All of the entries are to be written out again verbatim.

** Opening MATERIAL PROVIDED block **

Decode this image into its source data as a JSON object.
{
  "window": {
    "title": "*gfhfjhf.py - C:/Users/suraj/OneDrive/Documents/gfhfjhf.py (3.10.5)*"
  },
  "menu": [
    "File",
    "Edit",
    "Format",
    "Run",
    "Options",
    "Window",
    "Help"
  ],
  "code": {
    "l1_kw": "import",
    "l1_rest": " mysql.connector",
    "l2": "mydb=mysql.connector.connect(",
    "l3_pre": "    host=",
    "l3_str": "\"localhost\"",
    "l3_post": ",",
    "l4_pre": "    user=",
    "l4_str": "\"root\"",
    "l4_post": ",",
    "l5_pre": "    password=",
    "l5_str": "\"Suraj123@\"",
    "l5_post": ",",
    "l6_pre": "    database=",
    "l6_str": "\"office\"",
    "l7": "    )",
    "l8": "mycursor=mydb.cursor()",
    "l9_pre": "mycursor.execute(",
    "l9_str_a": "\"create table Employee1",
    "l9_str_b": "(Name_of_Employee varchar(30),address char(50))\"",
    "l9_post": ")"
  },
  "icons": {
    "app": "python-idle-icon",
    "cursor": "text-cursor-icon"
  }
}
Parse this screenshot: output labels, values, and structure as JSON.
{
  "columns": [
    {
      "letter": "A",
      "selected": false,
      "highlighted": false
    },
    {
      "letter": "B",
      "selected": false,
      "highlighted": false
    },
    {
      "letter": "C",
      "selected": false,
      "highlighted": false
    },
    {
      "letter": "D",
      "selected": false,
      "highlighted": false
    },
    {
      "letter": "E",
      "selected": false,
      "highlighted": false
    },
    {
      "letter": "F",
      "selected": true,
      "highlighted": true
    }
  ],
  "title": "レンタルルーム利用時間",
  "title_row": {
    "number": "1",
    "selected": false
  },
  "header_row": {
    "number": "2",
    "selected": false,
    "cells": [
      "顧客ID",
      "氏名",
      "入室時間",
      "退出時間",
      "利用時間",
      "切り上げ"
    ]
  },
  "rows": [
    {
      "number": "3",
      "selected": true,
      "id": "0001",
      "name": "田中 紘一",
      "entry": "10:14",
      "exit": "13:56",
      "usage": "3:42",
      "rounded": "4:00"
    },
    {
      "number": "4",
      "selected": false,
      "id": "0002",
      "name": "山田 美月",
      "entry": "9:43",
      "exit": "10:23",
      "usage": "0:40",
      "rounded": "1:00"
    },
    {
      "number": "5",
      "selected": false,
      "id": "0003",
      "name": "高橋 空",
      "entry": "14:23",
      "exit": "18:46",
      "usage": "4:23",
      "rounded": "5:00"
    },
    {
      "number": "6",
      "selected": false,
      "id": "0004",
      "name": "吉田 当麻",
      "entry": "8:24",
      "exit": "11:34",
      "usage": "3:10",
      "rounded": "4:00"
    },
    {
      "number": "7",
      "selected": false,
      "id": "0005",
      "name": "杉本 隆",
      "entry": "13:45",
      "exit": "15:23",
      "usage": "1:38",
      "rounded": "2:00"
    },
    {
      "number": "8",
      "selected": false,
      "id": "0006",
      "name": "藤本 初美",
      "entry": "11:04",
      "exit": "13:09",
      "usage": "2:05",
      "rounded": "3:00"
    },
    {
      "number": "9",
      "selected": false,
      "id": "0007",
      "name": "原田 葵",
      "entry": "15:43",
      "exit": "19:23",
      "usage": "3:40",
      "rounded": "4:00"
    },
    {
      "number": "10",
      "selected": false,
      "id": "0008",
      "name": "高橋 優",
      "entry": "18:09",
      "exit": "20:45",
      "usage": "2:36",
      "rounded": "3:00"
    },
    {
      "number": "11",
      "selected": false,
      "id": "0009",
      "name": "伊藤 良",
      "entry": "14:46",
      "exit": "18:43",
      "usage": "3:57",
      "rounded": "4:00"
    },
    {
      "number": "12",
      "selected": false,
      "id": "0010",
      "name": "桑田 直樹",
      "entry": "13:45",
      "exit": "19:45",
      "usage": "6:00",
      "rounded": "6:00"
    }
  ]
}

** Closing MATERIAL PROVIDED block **

### TASK RESULT:
Decode this image into its source data as a JSON object.
{
  "window": {
    "title": "*gfhfjhf.py - C:/Users/suraj/OneDrive/Documents/gfhfjhf.py (3.10.5)*"
  },
  "menu": [
    "File",
    "Edit",
    "Format",
    "Run",
    "Options",
    "Window",
    "Help"
  ],
  "code": {
    "l1_kw": "import",
    "l1_rest": " mysql.connector",
    "l2": "mydb=mysql.connector.connect(",
    "l3_pre": "    host=",
    "l3_str": "\"localhost\"",
    "l3_post": ",",
    "l4_pre": "    user=",
    "l4_str": "\"root\"",
    "l4_post": ",",
    "l5_pre": "    password=",
    "l5_str": "\"Suraj123@\"",
    "l5_post": ",",
    "l6_pre": "    database=",
    "l6_str": "\"office\"",
    "l7": "    )",
    "l8": "mycursor=mydb.cursor()",
    "l9_pre": "mycursor.execute(",
    "l9_str_a": "\"create table Employee1",
    "l9_str_b": "(Name_of_Employee varchar(30),address char(50))\"",
    "l9_post": ")"
  },
  "icons": {
    "app": "python-idle-icon",
    "cursor": "text-cursor-icon"
  }
}
Parse this screenshot: output labels, values, and structure as JSON.
{
  "columns": [
    {
      "letter": "A",
      "selected": false,
      "highlighted": false
    },
    {
      "letter": "B",
      "selected": false,
      "highlighted": false
    },
    {
      "letter": "C",
      "selected": false,
      "highlighted": false
    },
    {
      "letter": "D",
      "selected": false,
      "highlighted": false
    },
    {
      "letter": "E",
      "selected": false,
      "highlighted": false
    },
    {
      "letter": "F",
      "selected": true,
      "highlighted": true
    }
  ],
  "title": "レンタルルーム利用時間",
  "title_row": {
    "number": "1",
    "selected": false
  },
  "header_row": {
    "number": "2",
    "selected": false,
    "cells": [
      "顧客ID",
      "氏名",
      "入室時間",
      "退出時間",
      "利用時間",
      "切り上げ"
    ]
  },
  "rows": [
    {
      "number": "3",
      "selected": true,
      "id": "0001",
      "name": "田中 紘一",
      "entry": "10:14",
      "exit": "13:56",
      "usage": "3:42",
      "rounded": "4:00"
    },
    {
      "number": "4",
      "selected": false,
      "id": "0002",
      "name": "山田 美月",
      "entry": "9:43",
      "exit": "10:23",
      "usage": "0:40",
      "rounded": "1:00"
    },
    {
      "number": "5",
      "selected": false,
      "id": "0003",
      "name": "高橋 空",
      "entry": "14:23",
      "exit": "18:46",
      "usage": "4:23",
      "rounded": "5:00"
    },
    {
      "number": "6",
      "selected": false,
      "id": "0004",
      "name": "吉田 当麻",
      "entry": "8:24",
      "exit": "11:34",
      "usage": "3:10",
      "rounded": "4:00"
    },
    {
      "number": "7",
      "selected": false,
      "id": "0005",
      "name": "杉本 隆",
      "entry": "13:45",
      "exit": "15:23",
      "usage": "1:38",
      "rounded": "2:00"
    },
    {
      "number": "8",
      "selected": false,
      "id": "0006",
      "name": "藤本 初美",
      "entry": "11:04",
      "exit": "13:09",
      "usage": "2:05",
      "rounded": "3:00"
    },
    {
      "number": "9",
      "selected": false,
      "id": "0007",
      "name": "原田 葵",
      "entry": "15:43",
      "exit": "19:23",
      "usage": "3:40",
      "rounded": "4:00"
    },
    {
      "number": "10",
      "selected": false,
      "id": "0008",
      "name": "高橋 優",
      "entry": "18:09",
      "exit": "20:45",
      "usage": "2:36",
      "rounded": "3:00"
    },
    {
      "number": "11",
      "selected": false,
      "id": "0009",
      "name": "伊藤 良",
      "entry": "14:46",
      "exit": "18:43",
      "usage": "3:57",
      "rounded": "4:00"
    },
    {
      "number": "12",
      "selected": false,
      "id": "0010",
      "name": "桑田 直樹",
      "entry": "13:45",
      "exit": "19:45",
      "usage": "6:00",
      "rounded": "6:00"
    }
  ]
}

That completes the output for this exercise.